Ferran Adrià, the famous Catalan chef whose elBulli was considered the world's best restaurant for five years, is being sued by the heirs of a former business associate who claim he cheated their father.
The sons of Miquel Horta Almaraz, a well-known Catalan philanthropist, are accusing Adrià and another business partner, Juli Soler, of buying their father's share of elBulli for a "laughable" amount back in 2005. They also claim that their father, who suffers from bipolar disorder, was easily duped into letting go of his 20 percent of the business for less than it was worth, and that Adrià and Soler deliberately kept him in the dark about the profits made through parallel businesses associated with elBulli.
The lawsuit, which was initially brought in June 2008, will go to court on October 29, 30 and 31 of this year. "This is the fifth time the story has made the news," noted Adrià, who temporarily closed down elBulli last year to conduct research work. "Until now, all the complaints have been dismissed, but when the trial takes place we will see who is right."
Soler, for his part, said that "this is old news," and that "we have turned the page."
Jofre and Sergi Horta allegedly do not seek economic compensation from Adrià and Soler, but for the sale to be considered void. Their father, a known sponsor of artists and writers like Vázquez Montalbán, joined forces with both chefs in the mid-1990s, putting up 600,000 euros, or 85 percent of the capital that turned elBulli into a global beacon for gastronomy gurus. In 2005, Horta sold his share of the restaurant to Adrià and Soler for 1.2 million euros. But his sons hold that "it was worth 15 or 20 times more."

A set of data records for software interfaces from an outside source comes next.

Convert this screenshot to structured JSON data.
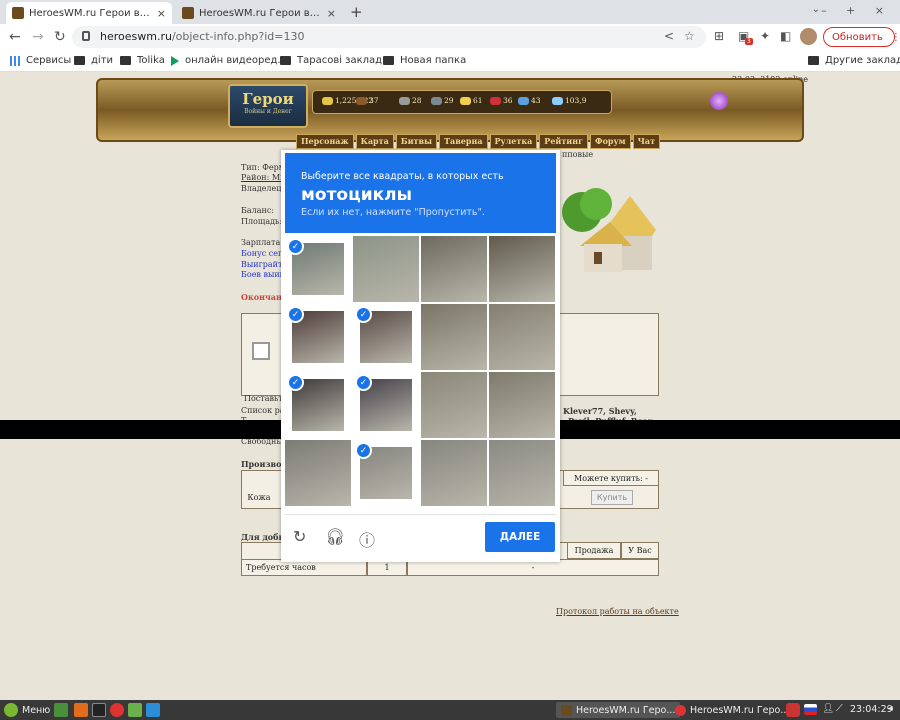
{
  "browser": {
    "tabs": [
      {
        "title": "HeroesWM.ru Герои войны и ..."
      },
      {
        "title": "HeroesWM.ru Герои войны и ..."
      }
    ],
    "new_tab": "+",
    "close": "×",
    "window_controls": "– + ×",
    "url": {
      "host": "heroeswm.ru",
      "path": "/object-info.php?id=130"
    },
    "update_button": "Обновить",
    "extension_badge": "3",
    "bookmarks": [
      {
        "label": "Сервисы",
        "icon": "apps-grid-icon"
      },
      {
        "label": "діти",
        "icon": "folder-icon"
      },
      {
        "label": "Tolika",
        "icon": "folder-icon"
      },
      {
        "label": "онлайн видеоред...",
        "icon": "play-icon"
      },
      {
        "label": "Тарасові закладки",
        "icon": "folder-icon"
      },
      {
        "label": "Новая папка",
        "icon": "folder-icon"
      }
    ],
    "other_bookmarks": "Другие закладки"
  },
  "game": {
    "online": "23:03, 3192 online",
    "logo": {
      "title": "Герои",
      "subtitle": "Войны и Денег"
    },
    "resources": [
      {
        "value": "1,225,622",
        "color": "#e8c34a"
      },
      {
        "value": "37",
        "color": "#8b5a2b"
      },
      {
        "value": "28",
        "color": "#9a9a9a"
      },
      {
        "value": "29",
        "color": "#7a8a90"
      },
      {
        "value": "61",
        "color": "#f0d050"
      },
      {
        "value": "36",
        "color": "#d0303a"
      },
      {
        "value": "43",
        "color": "#5aa0e0"
      },
      {
        "value": "103,9",
        "color": "#8ad0ff"
      }
    ],
    "menu": [
      "Персонаж",
      "Карта",
      "Битвы",
      "Таверна",
      "Рулетка",
      "Рейтинг",
      "Форум",
      "Чат"
    ],
    "info_lines": {
      "type": "Тип: Ферм",
      "district": "Район: Mi",
      "owner": "Владелец:",
      "balance": "Баланс:",
      "area": "Площадь:",
      "salary": "Зарплата:",
      "bonus": "Бонус сего",
      "win": "Выиграйте",
      "battles": "Боев выиг",
      "end": "Окончани",
      "groups_suffix": "пповые"
    },
    "post_label": "Поставьте",
    "list_label": "Список ра",
    "list_names": "Klever77, Shevy,",
    "list_names2": "Pavil, Puffluf, Roar",
    "list_prefix2": "Т...",
    "free_label": "Свободны",
    "produced_label": "Производ",
    "can_buy": "Можете купить: -",
    "item_leather": "Кожа",
    "buy_button": "Купить",
    "for_mining": "Для добы",
    "sell": "Продажа",
    "you_have": "У Вас",
    "hours_required": "Требуется часов",
    "hours_value": "1",
    "dash": "-",
    "protocol_link": "Протокол работы на объекте"
  },
  "captcha": {
    "instruction": "Выберите все квадраты, в которых есть",
    "target": "мотоциклы",
    "hint": "Если их нет, нажмите \"Пропустить\".",
    "next_button": "ДАЛЕЕ",
    "tiles": [
      {
        "selected": true,
        "color": "#6f7a74"
      },
      {
        "selected": false,
        "color": "#8c9488"
      },
      {
        "selected": false,
        "color": "#6c6a60"
      },
      {
        "selected": false,
        "color": "#5f5a4c"
      },
      {
        "selected": true,
        "color": "#4d3c3a"
      },
      {
        "selected": true,
        "color": "#5a4b47"
      },
      {
        "selected": false,
        "color": "#7a7565"
      },
      {
        "selected": false,
        "color": "#847f70"
      },
      {
        "selected": true,
        "color": "#3e3a3a"
      },
      {
        "selected": true,
        "color": "#45414a"
      },
      {
        "selected": false,
        "color": "#8a8678"
      },
      {
        "selected": false,
        "color": "#7e7a6c"
      },
      {
        "selected": false,
        "color": "#7b7b76"
      },
      {
        "selected": true,
        "color": "#85857f"
      },
      {
        "selected": false,
        "color": "#86867f"
      },
      {
        "selected": false,
        "color": "#8a8a84"
      }
    ]
  },
  "taskbar": {
    "menu": "Меню",
    "windows": [
      "HeroesWM.ru Геро...",
      "HeroesWM.ru Геро..."
    ],
    "clock": "23:04:29"
  }
}
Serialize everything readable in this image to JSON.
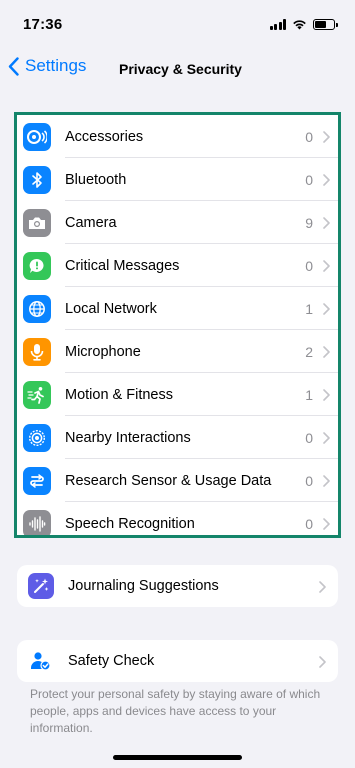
{
  "status_bar": {
    "time": "17:36"
  },
  "nav": {
    "back_label": "Settings",
    "title": "Privacy & Security"
  },
  "colors": {
    "accent": "#007aff",
    "highlight": "#14856a"
  },
  "privacy_items": [
    {
      "label": "Accessories",
      "count": "0",
      "icon": "accessories-icon",
      "color": "#0a84ff"
    },
    {
      "label": "Bluetooth",
      "count": "0",
      "icon": "bluetooth-icon",
      "color": "#0a84ff"
    },
    {
      "label": "Camera",
      "count": "9",
      "icon": "camera-icon",
      "color": "#8e8e93"
    },
    {
      "label": "Critical Messages",
      "count": "0",
      "icon": "critical-messages-icon",
      "color": "#34c759"
    },
    {
      "label": "Local Network",
      "count": "1",
      "icon": "globe-icon",
      "color": "#0a84ff"
    },
    {
      "label": "Microphone",
      "count": "2",
      "icon": "microphone-icon",
      "color": "#ff9500"
    },
    {
      "label": "Motion & Fitness",
      "count": "1",
      "icon": "running-figure-icon",
      "color": "#34c759"
    },
    {
      "label": "Nearby Interactions",
      "count": "0",
      "icon": "nearby-interactions-icon",
      "color": "#0a84ff"
    },
    {
      "label": "Research Sensor & Usage Data",
      "count": "0",
      "icon": "research-icon",
      "color": "#0a84ff"
    },
    {
      "label": "Speech Recognition",
      "count": "0",
      "icon": "waveform-icon",
      "color": "#8e8e93"
    }
  ],
  "journaling": {
    "label": "Journaling Suggestions",
    "icon": "sparkles-icon",
    "color": "#5e5ce6"
  },
  "safety_check": {
    "label": "Safety Check",
    "icon": "person-check-icon",
    "footer": "Protect your personal safety by staying aware of which people, apps and devices have access to your information."
  }
}
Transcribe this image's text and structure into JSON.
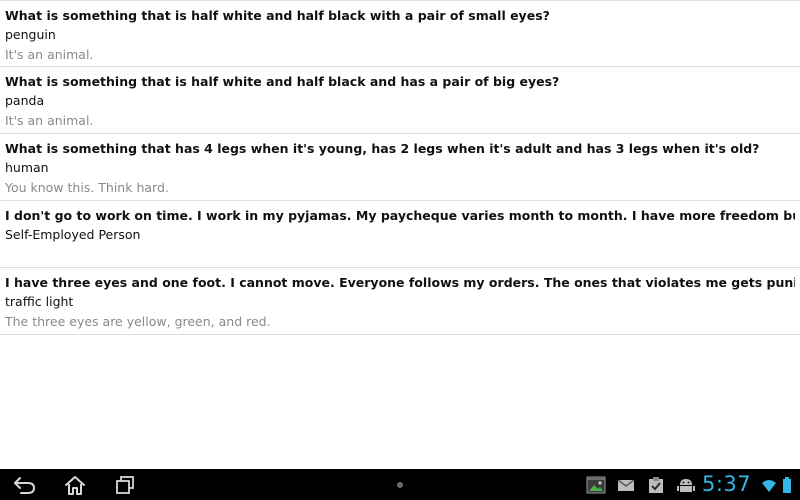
{
  "riddles": [
    {
      "question": "What is something that is half white and half black with a pair of small eyes?",
      "answer": "penguin",
      "hint": "It's an animal."
    },
    {
      "question": "What is something that is half white and half black and has a pair of big eyes?",
      "answer": "panda",
      "hint": "It's an animal."
    },
    {
      "question": "What is something that has 4 legs when it's young, has 2 legs when it's adult and has 3 legs when it's old?",
      "answer": "human",
      "hint": "You know this. Think hard."
    },
    {
      "question": "I don't go to work on time. I work in my pyjamas. My paycheque varies month to month. I have more freedom but also more worries. Who am I?",
      "answer": "Self-Employed Person",
      "hint": ""
    },
    {
      "question": "I have three eyes and one foot. I cannot move. Everyone follows my orders. The ones that violates me gets punished. Guess what am I?",
      "answer": "traffic light",
      "hint": "The three eyes are yellow, green, and red."
    }
  ],
  "system_bar": {
    "time": "5:37",
    "accent_color": "#33b5e5",
    "icons": {
      "back": "back-icon",
      "home": "home-icon",
      "recents": "recent-apps-icon",
      "gallery": "gallery-notification-icon",
      "mail": "mail-notification-icon",
      "clipboard": "clipboard-check-notification-icon",
      "android": "android-notification-icon",
      "wifi": "wifi-icon",
      "battery": "battery-icon"
    }
  }
}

French publications Le Monde and L'Express have suggested the lawsuit is the real reason why Adrià decided to shut down elBulli, although other sources write this off as an example of French resentment at being bumped down by Spain as the world's gastronomic powerhouse.